“You have to laugh,” Hanby said. “They’re grasping for straws.

“Grote’s exemption is a blanket, and NTTC’s is a blanket for one industry. Unfortunately, while I think their case is weak, it will take a long time to go before a judge.”

Motor carrier exemptions

FMCSA noted its decision doesn’t “preclude motor carriers from seeking exemptions from 49 CFR 393.25(e) to purchase, install, and use the Intellistop device subject to the terms and conditions of an exemption if granted by FMCSA.”

Hanby said at least 10 carriers already submitted exemption applications for Intellistop’s pulsating brake-lamp module in the last month, and she expects FMCSA to begin publishing those applications for public comment soon. She’s also hoping more carriers will follow suit while her case plays out, so she plans to put a document on Intellistop’s website carriers can download, complete, and email to FMCSA.

“It costs nothing, so every fleet should do it,” she said. “It doesn’t mean they have to use the product.

“I would love to get 10,000 fleets to file an exemption because it would show how asinine the process is. It would bog them down so much they’d probably have to hire additional help to process all of those applications—instead of only one.”

Safety first?

U.S. Secretary of Transportation Pete Buttigieg has insisted in recent speeches that the federal government will pave the way for innovation in transportation by helping companies, and particularly woman-owned businesses, bring safety technology to the market. “We should plan proactively to support the growth of new ideas and make sure that Americans share the benefits,” he said during CES 2022 in January.

Yet, given the opportunity to do exactly that, FMCSA went in a different direction.

“It absolutely is opposite of what he says,” Hanby said.

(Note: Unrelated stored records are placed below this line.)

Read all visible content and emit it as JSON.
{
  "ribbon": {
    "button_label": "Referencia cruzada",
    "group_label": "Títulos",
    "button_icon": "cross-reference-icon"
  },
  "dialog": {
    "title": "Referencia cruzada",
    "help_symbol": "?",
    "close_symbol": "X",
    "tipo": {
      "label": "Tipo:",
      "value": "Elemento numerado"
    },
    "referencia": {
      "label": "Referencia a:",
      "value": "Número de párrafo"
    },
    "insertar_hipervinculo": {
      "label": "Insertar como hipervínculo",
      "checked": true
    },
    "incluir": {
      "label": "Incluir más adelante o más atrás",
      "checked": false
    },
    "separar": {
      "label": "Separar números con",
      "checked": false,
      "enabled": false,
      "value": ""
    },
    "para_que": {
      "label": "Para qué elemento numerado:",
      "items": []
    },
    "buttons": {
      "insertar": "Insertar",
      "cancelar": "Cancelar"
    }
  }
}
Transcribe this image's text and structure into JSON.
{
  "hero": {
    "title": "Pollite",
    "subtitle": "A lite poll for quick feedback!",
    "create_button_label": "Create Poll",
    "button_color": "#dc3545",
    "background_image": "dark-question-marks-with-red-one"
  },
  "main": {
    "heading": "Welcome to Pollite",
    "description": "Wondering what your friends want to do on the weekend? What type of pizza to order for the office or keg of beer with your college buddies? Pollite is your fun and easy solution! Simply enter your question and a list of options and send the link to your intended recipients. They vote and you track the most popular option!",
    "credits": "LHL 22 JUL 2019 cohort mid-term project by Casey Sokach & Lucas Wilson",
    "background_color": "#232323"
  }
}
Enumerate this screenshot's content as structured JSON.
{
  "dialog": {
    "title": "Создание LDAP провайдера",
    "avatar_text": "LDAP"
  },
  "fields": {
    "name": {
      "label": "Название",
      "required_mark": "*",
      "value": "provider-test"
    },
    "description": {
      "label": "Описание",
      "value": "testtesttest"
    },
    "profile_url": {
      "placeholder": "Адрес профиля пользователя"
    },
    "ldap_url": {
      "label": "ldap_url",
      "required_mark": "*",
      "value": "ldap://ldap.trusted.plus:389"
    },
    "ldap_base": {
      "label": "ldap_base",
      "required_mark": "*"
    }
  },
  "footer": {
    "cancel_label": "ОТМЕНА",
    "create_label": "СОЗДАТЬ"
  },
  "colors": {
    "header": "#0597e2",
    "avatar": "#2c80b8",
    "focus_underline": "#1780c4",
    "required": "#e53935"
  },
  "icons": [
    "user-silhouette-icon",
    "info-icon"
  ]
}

“Everything he’s said the past 10 months has been about safety, the private sector, being less risk adverse, and trying something that has potential. So it’s like these agencies aren’t connected. I think it’s poor communication. I’m not sure how engaged he is. I wonder if he even knows about Intellistop’s device. But [DOT Deputy Secretary] Polly Trottenberg knows about it, Robin certainly knows, and all of NHTSA and FMCSA know—and it’s as if they are doing whatever they want, without regard to Buttigieg’s speeches.”

About the Author

Jason McDaniel

Jason McDaniel, based in the Houston TX area, has more than 20 years of experience as an award-winning journalist. He spent 15 writing and editing for daily newspapers, including the Houston Chronicle, and began covering the commercial vehicle industry in 2018. He was named editor of Bulk Transporter and Refrigerated Transporter magazines in July 2020.